Here's a thoughtco item on salutatio:
"In Ancient Rome, a Salutatio was the formal morning greeting of the Roman patron by his clients."
"The morning ritual was ... a fundamental part of Roman interactions between citizens of varying status."
Possibly the blind leading the blind here, but I'll give it a go. It's part of the word salutatio
formal morning call paid by client on patron/Emperor
salutationes - (noun, plural, accusative, feminine, 3rd declension)
The plurals all appears to pick up an extra consonant - the "n" - during declension. I'm not sure why.
So, in the end, we end up with a sentence that could be translated to something like "The clients make a formal morning call to the patrons."
clientes - the clients (nominative, plural)
faciunt - make ( verb, third person, plural)
Third declension nouns:
Looks to me like 'salutationes' means something like 'callings' or ' professional visits'.
My dictionary gives "salutatio -onis, f. greeting, salutation, a call, visit of ceremony."
Ancient Rome had a patron-client culture. And so in the context of 'the clients make visits of ceremony', it is implied that it is to patrons.

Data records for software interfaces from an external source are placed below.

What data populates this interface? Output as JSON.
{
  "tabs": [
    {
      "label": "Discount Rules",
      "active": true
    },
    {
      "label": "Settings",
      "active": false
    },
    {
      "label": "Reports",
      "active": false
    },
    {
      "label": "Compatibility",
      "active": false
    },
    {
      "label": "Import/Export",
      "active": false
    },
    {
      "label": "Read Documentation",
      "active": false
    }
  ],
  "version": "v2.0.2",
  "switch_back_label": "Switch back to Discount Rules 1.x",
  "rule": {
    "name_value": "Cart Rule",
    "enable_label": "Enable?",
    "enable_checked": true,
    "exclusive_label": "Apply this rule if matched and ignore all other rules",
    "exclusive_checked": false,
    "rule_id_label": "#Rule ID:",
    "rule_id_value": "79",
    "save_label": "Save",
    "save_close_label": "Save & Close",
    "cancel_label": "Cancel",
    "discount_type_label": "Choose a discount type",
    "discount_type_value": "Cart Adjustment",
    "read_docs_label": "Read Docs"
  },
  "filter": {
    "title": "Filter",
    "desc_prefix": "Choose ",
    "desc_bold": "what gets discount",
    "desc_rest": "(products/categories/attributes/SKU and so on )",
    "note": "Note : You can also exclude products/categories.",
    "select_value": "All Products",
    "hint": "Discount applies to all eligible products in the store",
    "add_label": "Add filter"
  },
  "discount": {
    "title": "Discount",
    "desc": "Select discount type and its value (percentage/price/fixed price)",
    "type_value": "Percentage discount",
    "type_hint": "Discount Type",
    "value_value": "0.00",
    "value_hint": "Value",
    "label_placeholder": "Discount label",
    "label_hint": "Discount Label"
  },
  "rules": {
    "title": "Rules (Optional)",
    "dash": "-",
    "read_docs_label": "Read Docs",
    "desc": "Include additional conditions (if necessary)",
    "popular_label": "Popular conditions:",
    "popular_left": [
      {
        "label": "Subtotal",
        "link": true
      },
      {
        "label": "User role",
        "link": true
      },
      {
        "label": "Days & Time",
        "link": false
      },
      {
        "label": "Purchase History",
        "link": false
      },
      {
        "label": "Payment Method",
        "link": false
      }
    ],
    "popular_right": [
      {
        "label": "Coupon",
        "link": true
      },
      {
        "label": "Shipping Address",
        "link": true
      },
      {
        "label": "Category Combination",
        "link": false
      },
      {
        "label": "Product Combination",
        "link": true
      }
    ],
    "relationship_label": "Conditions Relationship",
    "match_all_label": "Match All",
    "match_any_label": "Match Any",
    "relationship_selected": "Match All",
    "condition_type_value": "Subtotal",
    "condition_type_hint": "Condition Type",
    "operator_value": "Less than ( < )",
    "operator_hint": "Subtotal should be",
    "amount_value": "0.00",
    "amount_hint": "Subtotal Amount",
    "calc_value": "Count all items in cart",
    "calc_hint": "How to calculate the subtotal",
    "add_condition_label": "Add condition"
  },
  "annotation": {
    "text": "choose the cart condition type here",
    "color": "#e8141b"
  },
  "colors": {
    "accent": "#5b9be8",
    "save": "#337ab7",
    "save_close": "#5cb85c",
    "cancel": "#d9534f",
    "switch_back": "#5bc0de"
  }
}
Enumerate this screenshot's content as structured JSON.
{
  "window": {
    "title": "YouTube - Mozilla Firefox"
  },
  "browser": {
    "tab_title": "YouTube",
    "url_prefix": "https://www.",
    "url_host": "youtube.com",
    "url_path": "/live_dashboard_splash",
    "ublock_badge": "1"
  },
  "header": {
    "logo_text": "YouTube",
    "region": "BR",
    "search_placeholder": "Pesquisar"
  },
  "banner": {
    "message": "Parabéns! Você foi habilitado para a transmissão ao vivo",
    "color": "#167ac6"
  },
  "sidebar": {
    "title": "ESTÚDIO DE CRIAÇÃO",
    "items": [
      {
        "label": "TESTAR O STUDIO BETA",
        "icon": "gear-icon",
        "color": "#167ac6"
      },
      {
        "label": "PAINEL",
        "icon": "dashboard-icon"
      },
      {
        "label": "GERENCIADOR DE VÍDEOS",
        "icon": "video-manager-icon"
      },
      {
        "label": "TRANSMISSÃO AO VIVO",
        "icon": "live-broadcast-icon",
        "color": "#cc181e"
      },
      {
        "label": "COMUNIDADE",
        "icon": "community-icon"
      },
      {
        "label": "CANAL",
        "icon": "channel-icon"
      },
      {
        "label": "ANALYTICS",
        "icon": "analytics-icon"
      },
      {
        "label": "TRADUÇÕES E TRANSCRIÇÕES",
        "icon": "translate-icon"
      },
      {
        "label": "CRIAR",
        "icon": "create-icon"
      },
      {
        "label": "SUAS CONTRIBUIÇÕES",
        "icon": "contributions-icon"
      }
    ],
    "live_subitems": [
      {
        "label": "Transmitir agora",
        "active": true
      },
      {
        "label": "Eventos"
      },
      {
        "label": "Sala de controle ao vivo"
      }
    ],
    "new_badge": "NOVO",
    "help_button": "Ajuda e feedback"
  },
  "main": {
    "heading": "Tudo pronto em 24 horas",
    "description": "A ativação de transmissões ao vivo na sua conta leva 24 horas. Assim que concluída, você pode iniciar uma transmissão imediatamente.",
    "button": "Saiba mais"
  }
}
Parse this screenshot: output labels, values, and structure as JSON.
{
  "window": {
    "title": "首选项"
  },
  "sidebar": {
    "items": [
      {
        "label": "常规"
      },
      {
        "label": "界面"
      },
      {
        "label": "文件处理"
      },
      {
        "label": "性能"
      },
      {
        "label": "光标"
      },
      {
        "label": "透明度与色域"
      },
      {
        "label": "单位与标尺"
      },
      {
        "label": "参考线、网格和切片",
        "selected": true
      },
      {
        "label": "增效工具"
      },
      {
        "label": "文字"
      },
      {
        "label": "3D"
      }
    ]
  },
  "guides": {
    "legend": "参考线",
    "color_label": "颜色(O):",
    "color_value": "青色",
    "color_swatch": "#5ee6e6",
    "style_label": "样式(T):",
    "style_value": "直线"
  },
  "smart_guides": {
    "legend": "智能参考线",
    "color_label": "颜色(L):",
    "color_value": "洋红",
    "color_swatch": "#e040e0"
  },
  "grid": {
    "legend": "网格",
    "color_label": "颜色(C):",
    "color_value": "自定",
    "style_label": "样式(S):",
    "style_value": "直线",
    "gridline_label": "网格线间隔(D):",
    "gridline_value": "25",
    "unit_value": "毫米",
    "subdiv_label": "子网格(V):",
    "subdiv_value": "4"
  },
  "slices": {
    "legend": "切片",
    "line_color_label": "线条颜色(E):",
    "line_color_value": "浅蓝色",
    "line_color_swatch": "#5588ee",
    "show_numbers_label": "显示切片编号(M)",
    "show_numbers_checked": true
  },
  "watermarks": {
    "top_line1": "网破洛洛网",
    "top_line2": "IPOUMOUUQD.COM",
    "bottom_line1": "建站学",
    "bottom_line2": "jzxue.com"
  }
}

I don't see why "The clients are visiting the patrons" is given as incorrect.